▶ Task to complete
Set the records down again exactly, apart from any pictures in them.

▶ Input
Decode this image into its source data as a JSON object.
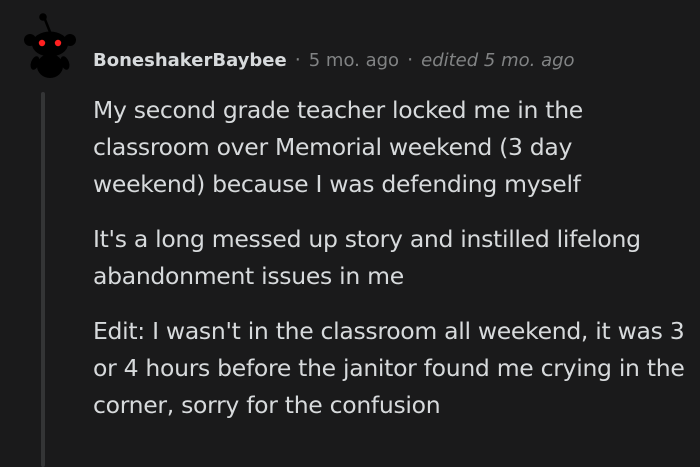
{
  "comment": {
    "author": "BoneshakerBaybee",
    "separator": "·",
    "timestamp": "5 mo. ago",
    "edited": "edited 5 mo. ago",
    "paragraphs": [
      "My second grade teacher locked me in the classroom over Memorial weekend (3 day weekend) because I was defending myself",
      "It's a long messed up story and instilled lifelong abandonment issues in me",
      "Edit: I wasn't in the classroom all weekend, it was 3 or 4 hours before the janitor found me crying in the corner, sorry for the confusion"
    ]
  },
  "colors": {
    "background": "#1a1a1b",
    "text": "#d7dadc",
    "muted": "#818384",
    "thread_line": "#343536",
    "avatar_eyes": "#ff2020"
  },
  "icons": {
    "avatar": "snoo-avatar-icon"
  }
}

▶ Expected answer
Decode this image into its source data as a JSON object.
{
  "comment": {
    "author": "BoneshakerBaybee",
    "separator": "·",
    "timestamp": "5 mo. ago",
    "edited": "edited 5 mo. ago",
    "paragraphs": [
      "My second grade teacher locked me in the classroom over Memorial weekend (3 day weekend) because I was defending myself",
      "It's a long messed up story and instilled lifelong abandonment issues in me",
      "Edit: I wasn't in the classroom all weekend, it was 3 or 4 hours before the janitor found me crying in the corner, sorry for the confusion"
    ]
  },
  "colors": {
    "background": "#1a1a1b",
    "text": "#d7dadc",
    "muted": "#818384",
    "thread_line": "#343536",
    "avatar_eyes": "#ff2020"
  },
  "icons": {
    "avatar": "snoo-avatar-icon"
  }
}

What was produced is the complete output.